▶ **HOW TO COMPLETE THIS TASK**: From the listing below, extract every line in which the word "excerpt" appears.

(EXERCISE DATA)

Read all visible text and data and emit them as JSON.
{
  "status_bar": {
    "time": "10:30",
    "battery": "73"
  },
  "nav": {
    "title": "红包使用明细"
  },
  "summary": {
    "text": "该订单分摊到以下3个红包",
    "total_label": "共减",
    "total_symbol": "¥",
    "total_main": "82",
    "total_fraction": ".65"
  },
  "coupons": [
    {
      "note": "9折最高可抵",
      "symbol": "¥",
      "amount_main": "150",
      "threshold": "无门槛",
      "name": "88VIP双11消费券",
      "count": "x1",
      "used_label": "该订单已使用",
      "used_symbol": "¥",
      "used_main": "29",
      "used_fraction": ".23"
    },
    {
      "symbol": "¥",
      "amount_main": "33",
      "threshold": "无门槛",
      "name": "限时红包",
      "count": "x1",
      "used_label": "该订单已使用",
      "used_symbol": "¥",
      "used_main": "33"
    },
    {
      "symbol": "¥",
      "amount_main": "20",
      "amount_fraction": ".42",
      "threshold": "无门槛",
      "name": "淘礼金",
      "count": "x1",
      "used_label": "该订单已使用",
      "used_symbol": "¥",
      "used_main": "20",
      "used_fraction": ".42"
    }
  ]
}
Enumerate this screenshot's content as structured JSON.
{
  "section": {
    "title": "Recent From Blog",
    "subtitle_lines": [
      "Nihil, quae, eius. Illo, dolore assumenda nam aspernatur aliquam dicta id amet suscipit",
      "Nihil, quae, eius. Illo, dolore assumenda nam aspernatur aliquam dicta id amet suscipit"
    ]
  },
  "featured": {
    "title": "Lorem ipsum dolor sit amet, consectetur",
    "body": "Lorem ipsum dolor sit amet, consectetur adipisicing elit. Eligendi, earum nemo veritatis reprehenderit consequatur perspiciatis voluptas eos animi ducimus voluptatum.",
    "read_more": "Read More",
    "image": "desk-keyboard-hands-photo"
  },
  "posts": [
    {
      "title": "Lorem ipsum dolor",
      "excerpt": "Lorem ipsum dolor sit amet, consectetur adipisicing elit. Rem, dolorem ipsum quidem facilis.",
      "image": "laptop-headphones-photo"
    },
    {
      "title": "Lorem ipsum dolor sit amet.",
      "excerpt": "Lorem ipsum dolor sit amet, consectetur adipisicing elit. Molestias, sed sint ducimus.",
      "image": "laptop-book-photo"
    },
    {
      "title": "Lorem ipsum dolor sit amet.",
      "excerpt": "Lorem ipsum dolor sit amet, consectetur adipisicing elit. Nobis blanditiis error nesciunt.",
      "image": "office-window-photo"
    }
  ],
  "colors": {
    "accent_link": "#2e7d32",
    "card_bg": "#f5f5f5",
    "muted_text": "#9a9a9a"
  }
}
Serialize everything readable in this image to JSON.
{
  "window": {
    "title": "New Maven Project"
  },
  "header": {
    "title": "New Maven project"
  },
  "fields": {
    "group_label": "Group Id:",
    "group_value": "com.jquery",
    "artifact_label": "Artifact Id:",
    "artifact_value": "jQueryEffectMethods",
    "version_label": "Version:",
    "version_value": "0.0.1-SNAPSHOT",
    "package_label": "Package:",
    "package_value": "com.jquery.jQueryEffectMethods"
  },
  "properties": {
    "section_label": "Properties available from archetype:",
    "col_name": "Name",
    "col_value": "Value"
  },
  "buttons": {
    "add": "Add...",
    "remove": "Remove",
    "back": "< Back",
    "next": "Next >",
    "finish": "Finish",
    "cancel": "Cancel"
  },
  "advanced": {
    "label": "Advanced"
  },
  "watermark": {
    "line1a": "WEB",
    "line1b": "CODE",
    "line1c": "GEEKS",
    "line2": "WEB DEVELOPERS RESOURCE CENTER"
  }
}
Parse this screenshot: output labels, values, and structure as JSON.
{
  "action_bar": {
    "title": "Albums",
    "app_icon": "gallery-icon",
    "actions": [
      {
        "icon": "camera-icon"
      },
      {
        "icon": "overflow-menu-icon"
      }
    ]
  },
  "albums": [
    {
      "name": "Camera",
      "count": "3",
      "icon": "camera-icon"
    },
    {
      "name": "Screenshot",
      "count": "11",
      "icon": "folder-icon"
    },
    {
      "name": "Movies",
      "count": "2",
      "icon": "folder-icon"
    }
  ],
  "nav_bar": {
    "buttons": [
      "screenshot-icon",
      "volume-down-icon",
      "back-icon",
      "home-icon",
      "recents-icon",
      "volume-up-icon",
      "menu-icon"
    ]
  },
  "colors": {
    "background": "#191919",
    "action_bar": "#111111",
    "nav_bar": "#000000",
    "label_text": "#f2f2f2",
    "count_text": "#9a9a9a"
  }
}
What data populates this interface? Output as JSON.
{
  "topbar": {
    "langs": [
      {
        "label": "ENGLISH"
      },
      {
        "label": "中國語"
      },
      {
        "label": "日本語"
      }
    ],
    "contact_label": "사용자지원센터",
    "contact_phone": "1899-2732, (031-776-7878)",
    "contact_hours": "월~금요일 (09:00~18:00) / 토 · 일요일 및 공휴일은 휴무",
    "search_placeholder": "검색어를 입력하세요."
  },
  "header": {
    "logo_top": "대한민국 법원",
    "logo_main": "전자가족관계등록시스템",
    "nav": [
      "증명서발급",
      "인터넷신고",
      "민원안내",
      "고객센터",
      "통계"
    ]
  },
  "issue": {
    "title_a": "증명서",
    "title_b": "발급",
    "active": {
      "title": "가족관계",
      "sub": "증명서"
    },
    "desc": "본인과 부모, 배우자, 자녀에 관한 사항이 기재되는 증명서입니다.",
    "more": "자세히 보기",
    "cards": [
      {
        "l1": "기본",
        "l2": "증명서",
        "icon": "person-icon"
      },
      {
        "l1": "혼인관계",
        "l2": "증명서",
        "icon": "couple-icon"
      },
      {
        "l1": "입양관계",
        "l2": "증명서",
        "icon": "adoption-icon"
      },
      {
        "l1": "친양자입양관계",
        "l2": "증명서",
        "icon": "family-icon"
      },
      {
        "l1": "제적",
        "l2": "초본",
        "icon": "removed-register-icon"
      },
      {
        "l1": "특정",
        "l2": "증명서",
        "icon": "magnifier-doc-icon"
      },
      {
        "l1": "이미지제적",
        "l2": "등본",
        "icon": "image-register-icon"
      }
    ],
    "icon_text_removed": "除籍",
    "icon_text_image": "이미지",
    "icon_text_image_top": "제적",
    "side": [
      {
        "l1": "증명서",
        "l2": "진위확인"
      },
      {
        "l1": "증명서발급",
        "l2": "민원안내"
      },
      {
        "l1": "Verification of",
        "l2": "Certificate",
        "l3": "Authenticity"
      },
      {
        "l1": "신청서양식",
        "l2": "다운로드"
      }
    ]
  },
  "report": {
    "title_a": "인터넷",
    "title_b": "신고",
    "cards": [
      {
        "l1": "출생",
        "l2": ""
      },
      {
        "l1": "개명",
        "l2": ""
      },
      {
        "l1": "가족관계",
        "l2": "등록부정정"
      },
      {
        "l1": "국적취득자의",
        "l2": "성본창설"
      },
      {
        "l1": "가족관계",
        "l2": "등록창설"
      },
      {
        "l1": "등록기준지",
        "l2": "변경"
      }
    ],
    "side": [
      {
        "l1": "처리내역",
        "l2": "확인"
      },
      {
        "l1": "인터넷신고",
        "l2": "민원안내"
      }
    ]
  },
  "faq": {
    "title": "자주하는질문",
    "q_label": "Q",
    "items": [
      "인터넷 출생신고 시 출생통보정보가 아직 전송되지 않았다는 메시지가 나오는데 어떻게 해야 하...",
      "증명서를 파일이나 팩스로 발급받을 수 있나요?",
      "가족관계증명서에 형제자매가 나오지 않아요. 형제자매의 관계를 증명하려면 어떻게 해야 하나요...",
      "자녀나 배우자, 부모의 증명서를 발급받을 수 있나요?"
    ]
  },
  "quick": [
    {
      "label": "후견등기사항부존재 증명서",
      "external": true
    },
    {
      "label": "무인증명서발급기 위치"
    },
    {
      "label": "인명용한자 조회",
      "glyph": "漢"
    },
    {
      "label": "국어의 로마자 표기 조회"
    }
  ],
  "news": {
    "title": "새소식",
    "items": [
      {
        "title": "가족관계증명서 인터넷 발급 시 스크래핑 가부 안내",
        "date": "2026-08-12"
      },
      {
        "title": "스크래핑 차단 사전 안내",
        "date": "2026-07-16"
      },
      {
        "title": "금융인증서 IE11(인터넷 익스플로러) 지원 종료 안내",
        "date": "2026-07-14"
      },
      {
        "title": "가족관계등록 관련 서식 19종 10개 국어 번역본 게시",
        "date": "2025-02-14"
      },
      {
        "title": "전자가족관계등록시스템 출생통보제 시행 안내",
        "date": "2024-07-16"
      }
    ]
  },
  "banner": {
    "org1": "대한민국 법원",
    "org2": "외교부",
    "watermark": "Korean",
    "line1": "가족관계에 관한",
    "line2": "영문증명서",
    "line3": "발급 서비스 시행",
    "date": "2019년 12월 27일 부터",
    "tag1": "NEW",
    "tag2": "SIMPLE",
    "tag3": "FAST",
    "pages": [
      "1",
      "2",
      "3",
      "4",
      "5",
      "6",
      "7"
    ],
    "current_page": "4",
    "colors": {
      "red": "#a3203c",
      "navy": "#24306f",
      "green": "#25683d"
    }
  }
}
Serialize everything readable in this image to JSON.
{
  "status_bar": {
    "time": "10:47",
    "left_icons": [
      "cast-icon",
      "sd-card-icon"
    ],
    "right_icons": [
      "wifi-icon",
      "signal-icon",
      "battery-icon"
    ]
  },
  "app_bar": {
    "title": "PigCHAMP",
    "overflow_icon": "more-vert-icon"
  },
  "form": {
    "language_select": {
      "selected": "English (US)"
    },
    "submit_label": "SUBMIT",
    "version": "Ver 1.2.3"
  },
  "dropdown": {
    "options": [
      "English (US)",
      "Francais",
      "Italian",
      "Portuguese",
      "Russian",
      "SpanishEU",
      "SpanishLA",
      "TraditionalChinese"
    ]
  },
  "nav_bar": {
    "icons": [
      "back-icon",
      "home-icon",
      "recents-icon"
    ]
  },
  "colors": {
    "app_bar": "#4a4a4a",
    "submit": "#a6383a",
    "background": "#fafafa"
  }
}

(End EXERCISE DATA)

▶ **EXERCISE SOLUTION**:
      "excerpt": "Lorem ipsum dolor sit amet, consectetur adipisicing elit. Rem, dolorem ipsum quidem facilis.",
      "excerpt": "Lorem ipsum dolor sit amet, consectetur adipisicing elit. Molestias, sed sint ducimus.",
      "excerpt": "Lorem ipsum dolor sit amet, consectetur adipisicing elit. Nobis blanditiis error nesciunt.",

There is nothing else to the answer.